Carillion has collapsed into liquidation proceedings today after months of financial difficulties. CN sets out five datasets that shed light on the build-up to its downfall.
Arguably the biggest single cause of Carillion’s collapse has been the scale of its debt pile, which had been approaching £1bn – and that’s before factoring in its pensions shortfall.
However, far from being a steadily emerging problem, the contractor’s average net borrowing had been relatively stable during 2015 and 2016, before rocketing over the past 12 months.
The increase recorded in its final half-year results, published in September, was blamed on a number of its contracts completing during the six months without being replaced by new deals.
Despite efforts to reduce its debt through cash collection and disposals, such as the sale of its healthcare contracts to Serco, these actions progressed more slowly than hoped and ultimately fell far short of what was required.
Increasing turnover at an accelerated rate can be viewed as a high-risk strategy.
Large businesses can struggle to adapt to their expanded operations, potentially leading to cashflow difficulties and ineffective management.
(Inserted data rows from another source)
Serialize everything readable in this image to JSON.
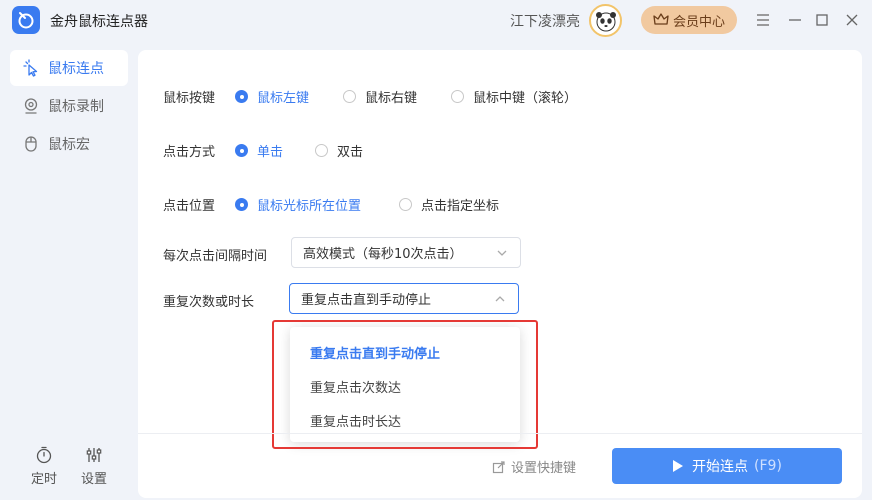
{
  "app": {
    "title": "金舟鼠标连点器"
  },
  "user": {
    "name": "江下凌漂亮",
    "vip_label": "会员中心"
  },
  "sidebar": {
    "items": [
      {
        "label": "鼠标连点",
        "active": true
      },
      {
        "label": "鼠标录制",
        "active": false
      },
      {
        "label": "鼠标宏",
        "active": false
      }
    ],
    "tools": [
      {
        "label": "定时"
      },
      {
        "label": "设置"
      }
    ]
  },
  "form": {
    "mouse_button": {
      "label": "鼠标按键",
      "options": [
        "鼠标左键",
        "鼠标右键",
        "鼠标中键（滚轮）"
      ],
      "selected": "鼠标左键"
    },
    "click_mode": {
      "label": "点击方式",
      "options": [
        "单击",
        "双击"
      ],
      "selected": "单击"
    },
    "click_position": {
      "label": "点击位置",
      "options": [
        "鼠标光标所在位置",
        "点击指定坐标"
      ],
      "selected": "鼠标光标所在位置"
    },
    "interval": {
      "label": "每次点击间隔时间",
      "value": "高效模式（每秒10次点击）"
    },
    "repeat": {
      "label": "重复次数或时长",
      "value": "重复点击直到手动停止",
      "options": [
        "重复点击直到手动停止",
        "重复点击次数达",
        "重复点击时长达"
      ]
    }
  },
  "footer": {
    "shortcut_label": "设置快捷键",
    "start_label": "开始连点",
    "start_hotkey": "(F9)"
  },
  "colors": {
    "accent": "#3a7bf0",
    "button": "#4a8df5",
    "vip": "#f1c9a0",
    "highlight": "#e53935"
  }
}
Having been steady between 2013 and 2014, Carillion’s turnover ballooned in successive full-years by 13 per cent and 14 per cent respectively.
However, underlying cashflow from operations failed to match this growth, edging up only marginally from £258.6m in 2014 to £277.1m in 2016.
…particularly in the Middle East
When Carillion announced its first major profit warning back in July, one detail that stood out was the geography of its problems.
Within its £845m contract writedown, £470m related to overseas markets – despite international operations having represented only 22 per cent of Carillion’s turnover in its 2016 results.
Looking back, it is apparent that while the contractor’s group turnover did indeed grow rapidly, the rate of expansion in its Middle East business was even sharper.
Between its 2013 and 2016 full-years, group revenue increased 28 per cent. Yet within that, Middle East revenue shot up 48 per cent.
A key part of Carillion’s collapse involved difficulties with unprofitable contracts.
Such were the issues with certain problem jobs that former chief executive Richard Howson briefly assumed one of his previous roles of chief operating officer, retained in order to “get involved in collecting cash”, as interim CEO Keith Cochrane put it at the time.
In recent months reports mounted of aggressive measures being taken to bring in cash from projects, which may have strained relations with clients.
One sign of this deterioration was buried in Carillion’s 2016 results. Its Net Promoter Score (an internationally recognised client satisfaction metric) fell sharply from +36 to +22, having been steady for several years.
At the time, the contractor dismissed this as a “temporary reduction” caused by “a year of uncertainty and change for our markets and customers […] combined with the challenges of mobilising large new contracts”.
Hindsight, however, suggests this may have been a critical symptom of Carillion’s difficulties.
Word of warning
While not a warning sign of Carillion’s impending demise, one statistic now serves as a cautionary tale for Carillion’s tier one rivals.
As of the CN100 2017 ranking of UK contractors by turnover, published in August last year, Carillion was the second most profitable firm in the top 10 (margin figures were unavailable for 10th-placed Bouygues UK).
With the average pre-tax margin for 2017’s top 10 standing at -0.5 per cent, there was already significant cause for concern even before today’s developments.